*Try it*
Tally up the lines in the following entries where the string "ESTOQUE" appears, and answer with the number alone.

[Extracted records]
********

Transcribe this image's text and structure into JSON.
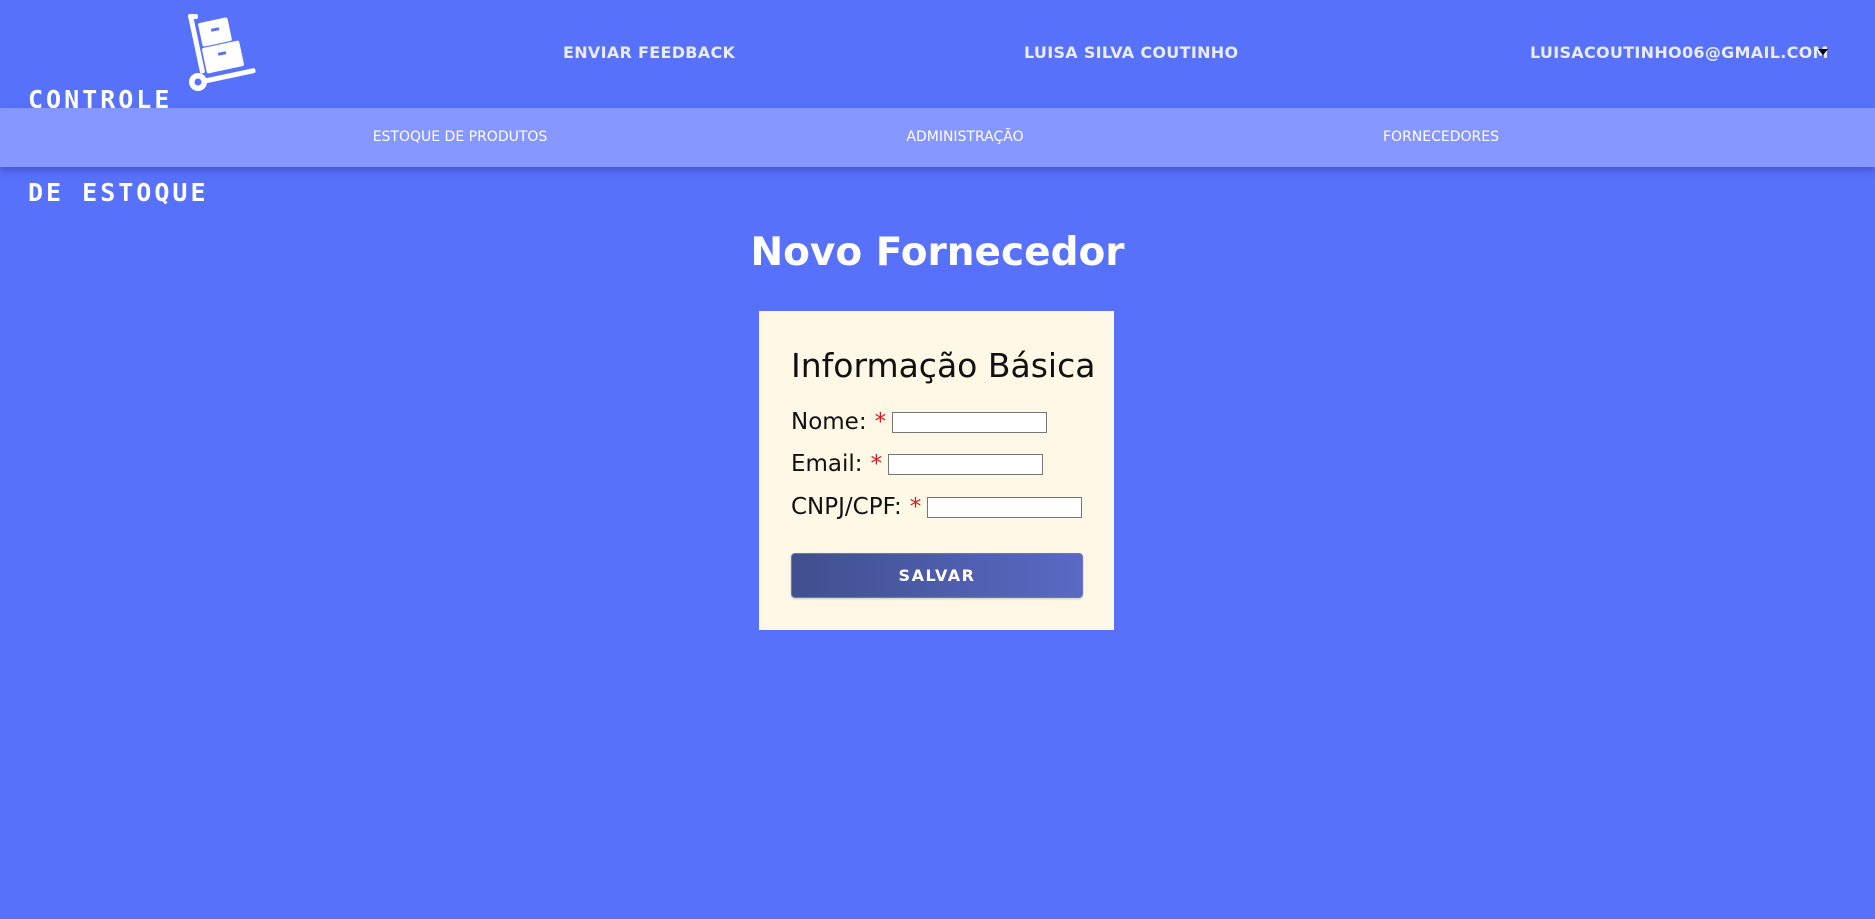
{
  "header": {
    "logo_lines": [
      "CONTROLE",
      "DE ESTOQUE"
    ],
    "logo_icon": "hand-truck-boxes-icon",
    "feedback_label": "ENVIAR FEEDBACK",
    "user_name": "LUISA SILVA COUTINHO",
    "user_email": "LUISACOUTINHO06@GMAIL.COM",
    "user_menu_icon": "caret-down-icon"
  },
  "nav": {
    "items": [
      {
        "label": "ESTOQUE DE PRODUTOS"
      },
      {
        "label": "ADMINISTRAÇÃO"
      },
      {
        "label": "FORNECEDORES"
      }
    ]
  },
  "page": {
    "title": "Novo Fornecedor"
  },
  "form": {
    "section_title": "Informação Básica",
    "required_marker": "*",
    "fields": [
      {
        "label": "Nome:",
        "value": "",
        "placeholder": ""
      },
      {
        "label": "Email:",
        "value": "",
        "placeholder": ""
      },
      {
        "label": "CNPJ/CPF:",
        "value": "",
        "placeholder": ""
      }
    ],
    "submit_label": "SALVAR"
  },
  "colors": {
    "background": "#5771fb",
    "nav_bar": "#8697ff",
    "card": "#fff8e6",
    "required": "#d41c1c",
    "button_start": "#414f8f",
    "button_end": "#5a69c4"
  }
}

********

*Written answer*
2